Wynn’s best bet now seems to be striking a deal with CLF and its allies, the kind of deal that avoids another round of controversy at the State House. One idea that’s been floated is to retain some part of the riverfront as a port, possibly for cruise ships, while the stadium gets built farther from the water’s edge. It’s also possible that Chapter 91 protections, considered sacred by CLF, can remain in the next attempt.
The property in question is primarily in Everett but it straddles the Boston line; some of the 45 acres are taken up by an Eversource switching station that will remain, and one piece of the site is actually in the river. Constellation is keeping an adjacent site with two newer electricity-generating units, known as 8 and 9, that are natural gas-fired. But even those are scheduled to be retired in spring 2024, and the future of that section remains unknown at this time.
Everett Mayor Carlo DeMaria has long had his eyes on the decommissioned plant property, hoping it can become part of an entertainment district along Lower Broadway with restaurants, hotels, and other venues — building off the casino’s success and replacing the gritty industrial uses that once lined the thoroughfare.
In 2021, city officials included the 45-acre area within an urban renewal district, essentially giving them the right to take it by eminent domain if necessary. That decision apparently sparked Constellation to put the decommissioned portion of the property up for sale last year, when the energy company hired a team with brokerage CBRE led by Scott Dragos. While the resulting contest was competitive, it’s unclear how many other bidders submitted offers.
Even if a deal with the Kraft Group doesn’t come to fruition, Wynn at least knows it now controls the property’s destiny, as the company prepares to develop land across the street from the casino, next door to the Mystic plant. Construction on a parking garage and new events venue with a rooftop “day club” and a bar with sports betting is expected to begin later this year, and will include an overhead walkway across Broadway connecting the casino with the new development.
Simply demolishing the hulking buildings and smokestacks would be an aesthetic improvement for such a prominent site.
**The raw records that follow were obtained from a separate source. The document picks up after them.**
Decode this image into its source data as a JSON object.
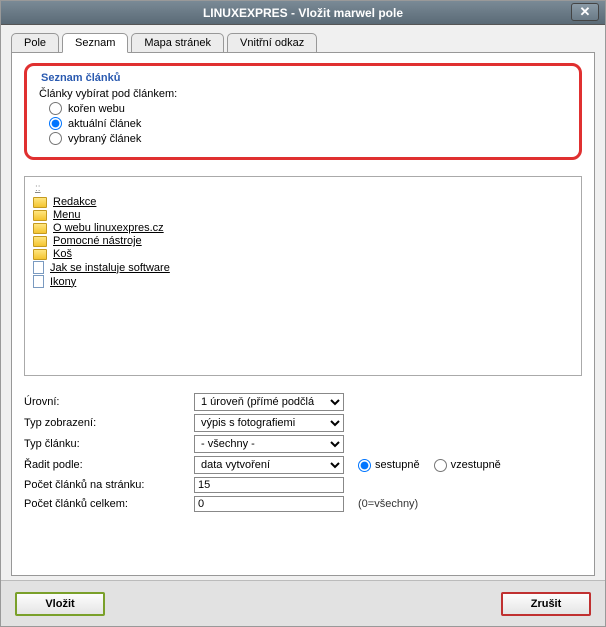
{
  "window": {
    "title": "LINUXEXPRES - Vložit marwel pole"
  },
  "tabs": [
    "Pole",
    "Seznam",
    "Mapa stránek",
    "Vnitřní odkaz"
  ],
  "active_tab": 1,
  "fieldset": {
    "legend": "Seznam článků",
    "label": "Články vybírat pod článkem:",
    "options": [
      "kořen webu",
      "aktuální článek",
      "vybraný článek"
    ],
    "selected": 1
  },
  "tree": {
    "header": "::",
    "items": [
      {
        "icon": "folder",
        "label": "Redakce"
      },
      {
        "icon": "folder",
        "label": "Menu"
      },
      {
        "icon": "folder",
        "label": "O webu linuxexpres.cz"
      },
      {
        "icon": "folder",
        "label": "Pomocné nástroje"
      },
      {
        "icon": "folder",
        "label": "Koš"
      },
      {
        "icon": "page",
        "label": "Jak se instaluje software"
      },
      {
        "icon": "page",
        "label": "Ikony"
      }
    ]
  },
  "form": {
    "levels_label": "Úrovní:",
    "levels_value": "1 úroveň (přímé podčlá",
    "display_label": "Typ zobrazení:",
    "display_value": "výpis s fotografiemi",
    "type_label": "Typ článku:",
    "type_value": "- všechny -",
    "sort_label": "Řadit podle:",
    "sort_value": "data vytvoření",
    "sort_desc": "sestupně",
    "sort_asc": "vzestupně",
    "perpage_label": "Počet článků na stránku:",
    "perpage_value": "15",
    "total_label": "Počet článků celkem:",
    "total_value": "0",
    "total_hint": "(0=všechny)"
  },
  "footer": {
    "insert": "Vložit",
    "cancel": "Zrušit"
  }
}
“It’s truly our gateway into the city,” said Matt Lattanzi, Everett’s planning director. “It’s the first parcel of land you see entering Everett from Boston. We want it to be something vibrant, something nice.”